"When it comes to methanol... We'll be ready for that if the fuel is available," said Darr, suggesting that some of his company's ships could in the future be retrofitted for methanol propulsion.
Ammonia, when generated from renewable energy, is a zero-emission fuel, but it is highly toxic and corrosive, while associated propulsion systems, bunkering regulations and infrastructure are still under development.
"Ammonia is more of a longer-term game," Darr said. "We [need to] make sure that we can burn it efficiently, but also that we can burn it safely."
MSC Group is in discussions over securing future fuels, and Darr suggested green fuel developers tend to prefer long-term procurement contracts with large quantities to justify their investments.
"I'm confident we will match up and we're a big enough consumer," he said, adding that liner operators with fixed sailing schedules could find it easier planning bunkering points than tramp players.
As for how quickly MSC Group will switch to more sustainable fuels, which tend to be more expensive, Darr suggested that would depend on how much premium its customers are willing to pay.
Platts, part of S&P Global, assessed fossil methanol as a bunker fuel at Rotterdam at $14.184/Gigajoule and fossil LNG at $12.804/Gj on June 12, but Industry estimates suggest their green variants are much more expensive. In comparison, 0.5%S marine fuel -- the prevalent type of bunker fuel – was assessed at $12.805/Gj.
"Those costs will find a way into the market one way or another, and on to the customers," said Darr, adding that while many customers talked of decarbonization, "not anywhere near as many" were willing to make financial contributions.
On the other hand, GHG regulations on ship operators and cargo owners could accelerate the pace of decarbonization, according to Darr.
The regulations could provide some incentives to use alternative fuels, but GHG from EU-related seaborne trades account for only 15% of shipping emissions globally, Darr said.
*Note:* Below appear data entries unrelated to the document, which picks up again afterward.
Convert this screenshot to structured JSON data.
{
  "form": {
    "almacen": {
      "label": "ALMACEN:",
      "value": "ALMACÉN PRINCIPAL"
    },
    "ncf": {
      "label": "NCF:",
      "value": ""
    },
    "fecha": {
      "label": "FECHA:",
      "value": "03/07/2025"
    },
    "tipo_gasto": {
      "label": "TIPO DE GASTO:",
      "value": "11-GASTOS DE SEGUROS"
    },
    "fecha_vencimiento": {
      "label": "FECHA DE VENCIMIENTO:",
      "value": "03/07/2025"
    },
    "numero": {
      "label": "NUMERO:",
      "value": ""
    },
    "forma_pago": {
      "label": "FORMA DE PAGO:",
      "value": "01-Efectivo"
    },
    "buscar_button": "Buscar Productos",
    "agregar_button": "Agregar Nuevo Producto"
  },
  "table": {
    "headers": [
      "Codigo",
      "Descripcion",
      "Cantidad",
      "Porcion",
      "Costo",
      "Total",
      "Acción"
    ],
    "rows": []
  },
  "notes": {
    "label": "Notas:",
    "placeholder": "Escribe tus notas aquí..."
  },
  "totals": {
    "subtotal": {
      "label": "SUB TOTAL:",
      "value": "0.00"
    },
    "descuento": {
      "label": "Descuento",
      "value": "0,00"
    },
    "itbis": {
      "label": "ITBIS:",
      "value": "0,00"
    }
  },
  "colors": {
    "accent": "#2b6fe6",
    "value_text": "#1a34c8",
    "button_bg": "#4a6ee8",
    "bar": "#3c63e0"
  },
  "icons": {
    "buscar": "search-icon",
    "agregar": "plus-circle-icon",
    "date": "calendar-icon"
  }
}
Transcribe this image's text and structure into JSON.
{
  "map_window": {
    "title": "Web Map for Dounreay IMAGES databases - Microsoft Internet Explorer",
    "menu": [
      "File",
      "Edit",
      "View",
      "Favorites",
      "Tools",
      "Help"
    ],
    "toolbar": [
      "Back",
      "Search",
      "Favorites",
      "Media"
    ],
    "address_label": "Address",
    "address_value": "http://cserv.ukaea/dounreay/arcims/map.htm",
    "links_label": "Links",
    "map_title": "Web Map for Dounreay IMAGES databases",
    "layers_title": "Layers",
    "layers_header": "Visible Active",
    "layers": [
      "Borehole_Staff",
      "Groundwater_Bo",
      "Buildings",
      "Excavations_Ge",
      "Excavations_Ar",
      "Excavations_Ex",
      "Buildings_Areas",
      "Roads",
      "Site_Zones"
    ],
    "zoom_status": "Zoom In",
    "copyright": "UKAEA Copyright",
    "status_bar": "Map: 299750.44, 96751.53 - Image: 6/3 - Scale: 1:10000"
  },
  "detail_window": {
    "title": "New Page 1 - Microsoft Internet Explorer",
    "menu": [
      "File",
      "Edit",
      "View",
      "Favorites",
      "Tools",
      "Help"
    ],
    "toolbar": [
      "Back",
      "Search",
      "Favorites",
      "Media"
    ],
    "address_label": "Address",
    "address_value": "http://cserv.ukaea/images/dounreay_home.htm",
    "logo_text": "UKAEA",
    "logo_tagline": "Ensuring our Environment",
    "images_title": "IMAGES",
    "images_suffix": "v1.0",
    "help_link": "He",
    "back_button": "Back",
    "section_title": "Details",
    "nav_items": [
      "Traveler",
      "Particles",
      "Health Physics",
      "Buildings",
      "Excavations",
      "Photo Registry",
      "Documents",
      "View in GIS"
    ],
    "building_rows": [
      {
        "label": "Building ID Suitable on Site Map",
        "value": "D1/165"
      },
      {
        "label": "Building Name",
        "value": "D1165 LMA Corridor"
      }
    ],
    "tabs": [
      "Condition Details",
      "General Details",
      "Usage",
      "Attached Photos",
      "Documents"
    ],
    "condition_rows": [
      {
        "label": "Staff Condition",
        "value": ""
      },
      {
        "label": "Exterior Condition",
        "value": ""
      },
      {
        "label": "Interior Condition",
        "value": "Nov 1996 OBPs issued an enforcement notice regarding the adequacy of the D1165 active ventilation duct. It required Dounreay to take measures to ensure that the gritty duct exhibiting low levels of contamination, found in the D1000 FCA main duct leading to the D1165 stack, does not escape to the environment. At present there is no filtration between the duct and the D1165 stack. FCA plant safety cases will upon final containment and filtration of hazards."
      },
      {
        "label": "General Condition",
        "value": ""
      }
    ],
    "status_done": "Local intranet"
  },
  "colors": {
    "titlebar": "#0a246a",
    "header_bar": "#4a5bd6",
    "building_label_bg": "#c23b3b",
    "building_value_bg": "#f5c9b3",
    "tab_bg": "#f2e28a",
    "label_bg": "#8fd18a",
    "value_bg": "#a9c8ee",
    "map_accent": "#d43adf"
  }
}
"For a global problem, you need to make sure you're thinking about how that will interact with the global regime," he added.
In early July, member states of the International Maritime Organization – shipping's global regulatory body -- are due to start finalizing some new GHG regulations. Those might become effective in the second half of this decade.
Darr said he hopes that the upcoming rules are not too prescriptive on which fuels to use but focus on their overall decarbonization effects. That way, the industry will have a better chance of securing sufficient green fuel volumes, he added.